[Exercise data]

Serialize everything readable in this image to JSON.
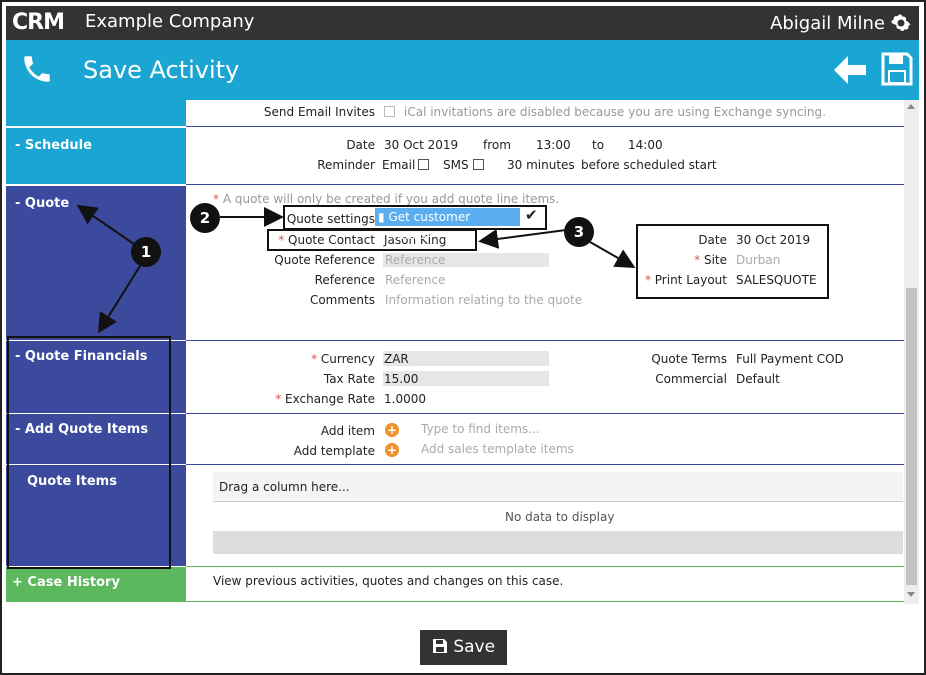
{
  "header": {
    "logo": "CRM",
    "company": "Example Company",
    "user": "Abigail Milne",
    "title": "Save Activity"
  },
  "send_email": {
    "label": "Send Email Invites",
    "note": "iCal invitations are disabled because you are using Exchange syncing."
  },
  "schedule": {
    "section": "Schedule",
    "date_label": "Date",
    "date": "30 Oct 2019",
    "from_label": "from",
    "from": "13:00",
    "to_label": "to",
    "to": "14:00",
    "reminder_label": "Reminder",
    "email_label": "Email",
    "sms_label": "SMS",
    "minutes": "30 minutes",
    "before": "before scheduled start"
  },
  "quote": {
    "section": "Quote",
    "note": "A quote will only be created if you add quote line items.",
    "settings_label": "Quote settings",
    "defaults_button": "Get customer defaults",
    "contact_label": "Quote Contact",
    "contact": "Jason King",
    "quote_ref_label": "Quote Reference",
    "quote_ref_ph": "Reference",
    "ref_label": "Reference",
    "ref_ph": "Reference",
    "comments_label": "Comments",
    "comments_ph": "Information relating to the quote",
    "date_label": "Date",
    "date": "30 Oct 2019",
    "site_label": "Site",
    "site": "Durban",
    "print_label": "Print Layout",
    "print": "SALESQUOTE"
  },
  "financials": {
    "section": "Quote Financials",
    "currency_label": "Currency",
    "currency": "ZAR",
    "tax_label": "Tax Rate",
    "tax": "15.00",
    "exchange_label": "Exchange Rate",
    "exchange": "1.0000",
    "terms_label": "Quote Terms",
    "terms": "Full Payment COD",
    "commercial_label": "Commercial",
    "commercial": "Default"
  },
  "add_items": {
    "section": "Add Quote Items",
    "add_item_label": "Add item",
    "add_item_ph": "Type to find items...",
    "add_template_label": "Add template",
    "add_template_ph": "Add sales template items"
  },
  "quote_items": {
    "section": "Quote Items",
    "drag": "Drag a column here...",
    "empty": "No data to display"
  },
  "case_history": {
    "section": "Case History",
    "desc": "View previous activities, quotes and changes on this case."
  },
  "callouts": [
    "1",
    "2",
    "3"
  ],
  "footer": {
    "save": "Save"
  },
  "colors": {
    "topbar": "#333333",
    "blue": "#1ba5d3",
    "navy": "#3b4a9c",
    "green": "#5cb85c",
    "orange": "#f0932b"
  }
}
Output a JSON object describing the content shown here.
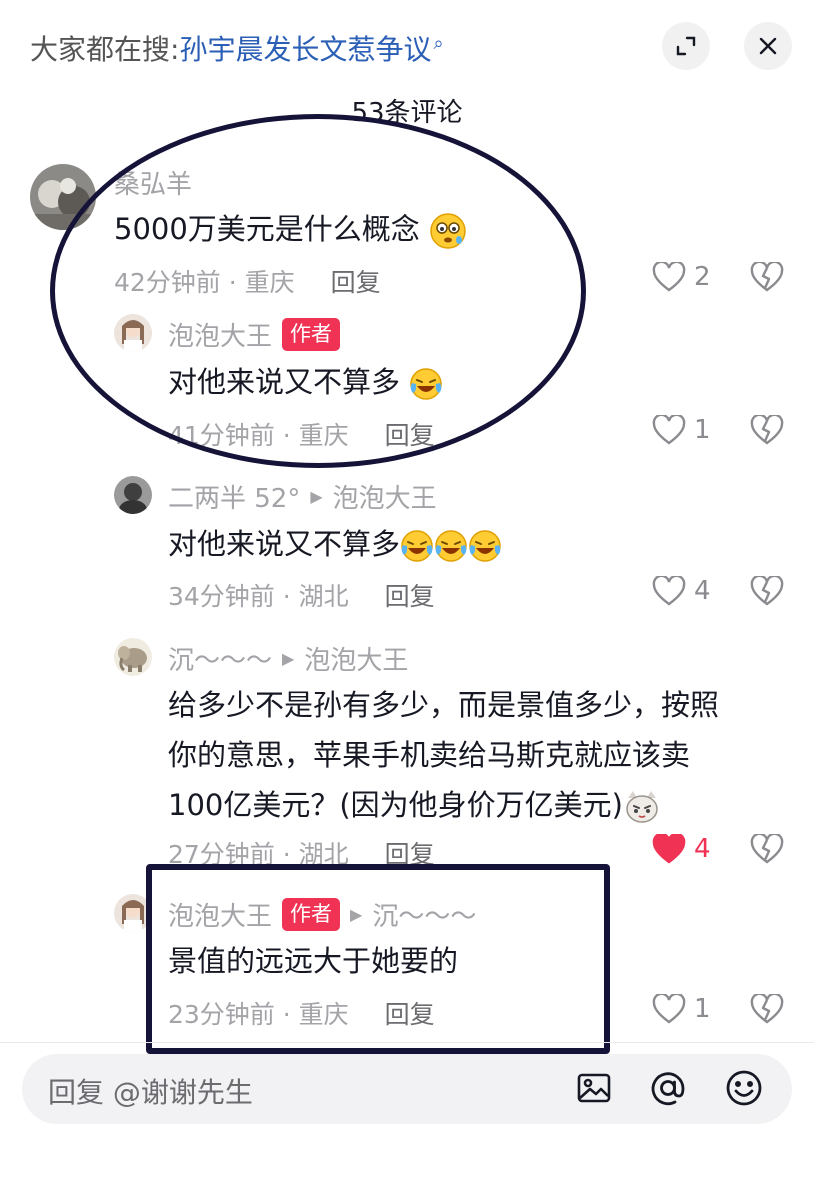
{
  "header": {
    "prefix": "大家都在搜:",
    "topic": "孙宇晨发长文惹争议",
    "count": "53条评论"
  },
  "comments": [
    {
      "user": "桑弘羊",
      "text": "5000万美元是什么概念",
      "emoji": "pleading-face",
      "time": "42分钟前 · 重庆",
      "reply": "回复",
      "likes": "2",
      "liked": false
    },
    {
      "user": "泡泡大王",
      "author_tag": "作者",
      "text": "对他来说又不算多",
      "emoji": "crying-laughing-face",
      "time": "41分钟前 · 重庆",
      "reply": "回复",
      "likes": "1",
      "liked": false
    },
    {
      "user": "二两半 52°",
      "reply_to": "泡泡大王",
      "text": "对他来说又不算多",
      "emoji": "crying-laughing-face",
      "emoji_count": 3,
      "time": "34分钟前 · 湖北",
      "reply": "回复",
      "likes": "4",
      "liked": false
    },
    {
      "user": "沉～～～",
      "reply_to": "泡泡大王",
      "text_lines": [
        "给多少不是孙有多少，而是景值多少，按照",
        "你的意思，苹果手机卖给马斯克就应该卖",
        "100亿美元？(因为他身价万亿美元)"
      ],
      "emoji": "cat-face",
      "time": "27分钟前 · 湖北",
      "reply": "回复",
      "likes": "4",
      "liked": true
    },
    {
      "user": "泡泡大王",
      "author_tag": "作者",
      "reply_to": "沉～～～",
      "text": "景值的远远大于她要的",
      "time": "23分钟前 · 重庆",
      "reply": "回复",
      "likes": "1",
      "liked": false
    }
  ],
  "input": {
    "placeholder": "回复 @谢谢先生"
  },
  "icons": [
    "search-mini-icon",
    "expand-icon",
    "close-icon",
    "heart-icon",
    "broken-heart-icon",
    "image-icon",
    "at-icon",
    "smiley-icon"
  ],
  "colors": {
    "accent": "#f03355",
    "topic_link": "#2b5eb5",
    "annotation": "#151338"
  }
}
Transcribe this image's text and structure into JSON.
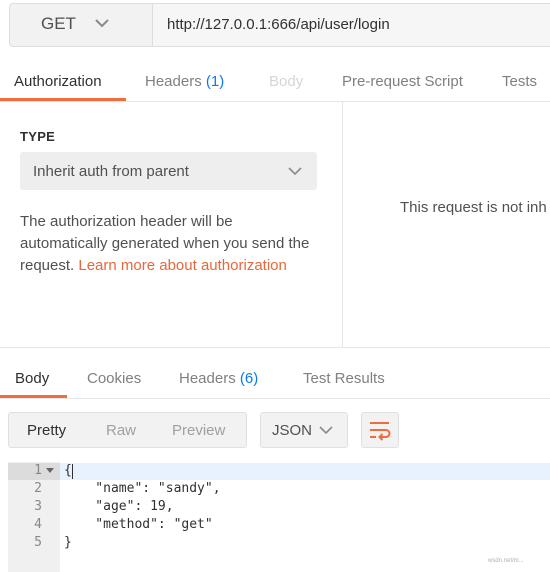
{
  "request": {
    "method": "GET",
    "url": "http://127.0.0.1:666/api/user/login"
  },
  "request_tabs": [
    {
      "label": "Authorization"
    },
    {
      "label": "Headers",
      "count": "(1)"
    },
    {
      "label": "Body"
    },
    {
      "label": "Pre-request Script"
    },
    {
      "label": "Tests"
    }
  ],
  "auth": {
    "type_label": "TYPE",
    "type_value": "Inherit auth from parent",
    "description": "The authorization header will be automatically generated when you send the request.",
    "learn_more": "Learn more about authorization",
    "right_message": "This request is not inh"
  },
  "response_tabs": [
    {
      "label": "Body"
    },
    {
      "label": "Cookies"
    },
    {
      "label": "Headers",
      "count": "(6)"
    },
    {
      "label": "Test Results"
    }
  ],
  "view_modes": [
    "Pretty",
    "Raw",
    "Preview"
  ],
  "format": "JSON",
  "code": {
    "line_numbers": [
      "1",
      "2",
      "3",
      "4",
      "5"
    ],
    "lines": [
      "{",
      "    \"name\": \"sandy\",",
      "    \"age\": 19,",
      "    \"method\": \"get\"",
      "}"
    ]
  },
  "watermark": "wsdn.net/m..."
}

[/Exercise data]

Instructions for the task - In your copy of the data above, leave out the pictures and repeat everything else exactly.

Result of the exercise -
Serialize everything readable in this image to JSON.
{
  "header": {
    "logo": "CRM",
    "company": "Example Company",
    "user": "Abigail Milne",
    "title": "Save Activity"
  },
  "send_email": {
    "label": "Send Email Invites",
    "note": "iCal invitations are disabled because you are using Exchange syncing."
  },
  "schedule": {
    "section": "Schedule",
    "date_label": "Date",
    "date": "30 Oct 2019",
    "from_label": "from",
    "from": "13:00",
    "to_label": "to",
    "to": "14:00",
    "reminder_label": "Reminder",
    "email_label": "Email",
    "sms_label": "SMS",
    "minutes": "30 minutes",
    "before": "before scheduled start"
  },
  "quote": {
    "section": "Quote",
    "note": "A quote will only be created if you add quote line items.",
    "settings_label": "Quote settings",
    "defaults_button": "Get customer defaults",
    "contact_label": "Quote Contact",
    "contact": "Jason King",
    "quote_ref_label": "Quote Reference",
    "quote_ref_ph": "Reference",
    "ref_label": "Reference",
    "ref_ph": "Reference",
    "comments_label": "Comments",
    "comments_ph": "Information relating to the quote",
    "date_label": "Date",
    "date": "30 Oct 2019",
    "site_label": "Site",
    "site": "Durban",
    "print_label": "Print Layout",
    "print": "SALESQUOTE"
  },
  "financials": {
    "section": "Quote Financials",
    "currency_label": "Currency",
    "currency": "ZAR",
    "tax_label": "Tax Rate",
    "tax": "15.00",
    "exchange_label": "Exchange Rate",
    "exchange": "1.0000",
    "terms_label": "Quote Terms",
    "terms": "Full Payment COD",
    "commercial_label": "Commercial",
    "commercial": "Default"
  },
  "add_items": {
    "section": "Add Quote Items",
    "add_item_label": "Add item",
    "add_item_ph": "Type to find items...",
    "add_template_label": "Add template",
    "add_template_ph": "Add sales template items"
  },
  "quote_items": {
    "section": "Quote Items",
    "drag": "Drag a column here...",
    "empty": "No data to display"
  },
  "case_history": {
    "section": "Case History",
    "desc": "View previous activities, quotes and changes on this case."
  },
  "callouts": [
    "1",
    "2",
    "3"
  ],
  "footer": {
    "save": "Save"
  },
  "colors": {
    "topbar": "#333333",
    "blue": "#1ba5d3",
    "navy": "#3b4a9c",
    "green": "#5cb85c",
    "orange": "#f0932b"
  }
}
Output a JSON object describing the content shown here.
{
  "header": {
    "prefix": "大家都在搜:",
    "topic": "孙宇晨发长文惹争议",
    "count": "53条评论"
  },
  "comments": [
    {
      "user": "桑弘羊",
      "text": "5000万美元是什么概念",
      "emoji": "pleading-face",
      "time": "42分钟前 · 重庆",
      "reply": "回复",
      "likes": "2",
      "liked": false
    },
    {
      "user": "泡泡大王",
      "author_tag": "作者",
      "text": "对他来说又不算多",
      "emoji": "crying-laughing-face",
      "time": "41分钟前 · 重庆",
      "reply": "回复",
      "likes": "1",
      "liked": false
    },
    {
      "user": "二两半 52°",
      "reply_to": "泡泡大王",
      "text": "对他来说又不算多",
      "emoji": "crying-laughing-face",
      "emoji_count": 3,
      "time": "34分钟前 · 湖北",
      "reply": "回复",
      "likes": "4",
      "liked": false
    },
    {
      "user": "沉～～～",
      "reply_to": "泡泡大王",
      "text_lines": [
        "给多少不是孙有多少，而是景值多少，按照",
        "你的意思，苹果手机卖给马斯克就应该卖",
        "100亿美元？(因为他身价万亿美元)"
      ],
      "emoji": "cat-face",
      "time": "27分钟前 · 湖北",
      "reply": "回复",
      "likes": "4",
      "liked": true
    },
    {
      "user": "泡泡大王",
      "author_tag": "作者",
      "reply_to": "沉～～～",
      "text": "景值的远远大于她要的",
      "time": "23分钟前 · 重庆",
      "reply": "回复",
      "likes": "1",
      "liked": false
    }
  ],
  "input": {
    "placeholder": "回复 @谢谢先生"
  },
  "icons": [
    "search-mini-icon",
    "expand-icon",
    "close-icon",
    "heart-icon",
    "broken-heart-icon",
    "image-icon",
    "at-icon",
    "smiley-icon"
  ],
  "colors": {
    "accent": "#f03355",
    "topic_link": "#2b5eb5",
    "annotation": "#151338"
  }
}
Transcribe this image's text and structure into JSON.
{
  "request": {
    "method": "GET",
    "url": "http://127.0.0.1:666/api/user/login"
  },
  "request_tabs": [
    {
      "label": "Authorization"
    },
    {
      "label": "Headers",
      "count": "(1)"
    },
    {
      "label": "Body"
    },
    {
      "label": "Pre-request Script"
    },
    {
      "label": "Tests"
    }
  ],
  "auth": {
    "type_label": "TYPE",
    "type_value": "Inherit auth from parent",
    "description": "The authorization header will be automatically generated when you send the request.",
    "learn_more": "Learn more about authorization",
    "right_message": "This request is not inh"
  },
  "response_tabs": [
    {
      "label": "Body"
    },
    {
      "label": "Cookies"
    },
    {
      "label": "Headers",
      "count": "(6)"
    },
    {
      "label": "Test Results"
    }
  ],
  "view_modes": [
    "Pretty",
    "Raw",
    "Preview"
  ],
  "format": "JSON",
  "code": {
    "line_numbers": [
      "1",
      "2",
      "3",
      "4",
      "5"
    ],
    "lines": [
      "{",
      "    \"name\": \"sandy\",",
      "    \"age\": 19,",
      "    \"method\": \"get\"",
      "}"
    ]
  },
  "watermark": "wsdn.net/m..."
}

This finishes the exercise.